The Cup and Camping World Truck Series visit Martinsville Speedway in Southern Virginia.

The weekend is capped off by Sunday’s STP 500. It will be the first Cup race broadcast on Fox Sports 1 this year.

Here’s the full weekend schedule complete with TV and radio info.

(All times are Eastern)

Friday, March 23

8:30 a.m. – 6 p.m. — Truck garage opens

11:05 – 11:55 a.m. — Truck practice (No TV)

1:05 – 1:55 p.m. — Truck practice (Fox Sports 1)

3:05 – 3:55 p.m. — Final Truck practice (FS1)

Saturday, March 24

7 a.m. – 8 p.m. — Cup garage open

7:30 a.m. — Truck garage opens

10:05 – 10:55 a.m. — Cup practice (FS1, MRN)

11:05 a.m. — Truck qualifying; multi-truck/three rounds (FS1)

12:15 p.m. — Truck driver-crew chief meeting

12:30 – 1:20 p.m. — Final Cup practice (FS1, MRN)

1:30 p.m. — Truck driver introductions

2 p.m. — Alpha Energy Solutions 250; 250 laps/131.5 miles (FS1, MRN, SiriusXM NASCAR Radio)

5:10 p.m. — Cup qualifying; multi-car/three rounds (FS1, MRN, SiriusXM NASCAR Radio)

Sunday, March 25

9:30 a.m. — Cup garage opens

Noon — Driver-crew chief meeting

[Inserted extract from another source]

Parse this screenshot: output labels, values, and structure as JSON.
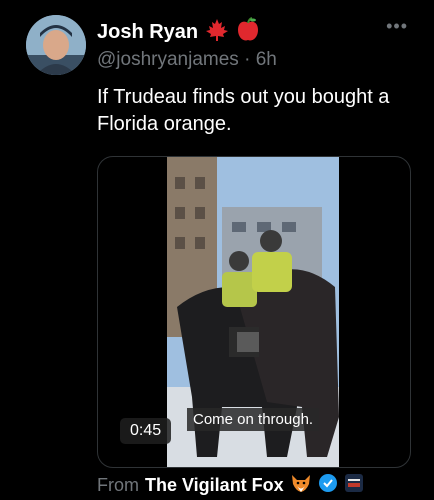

1:20 p.m. — Driver introductions

2 p.m. — STP 500; 500 laps/263 miles (FS1, MRN, SiriusXM NASCAR Radio)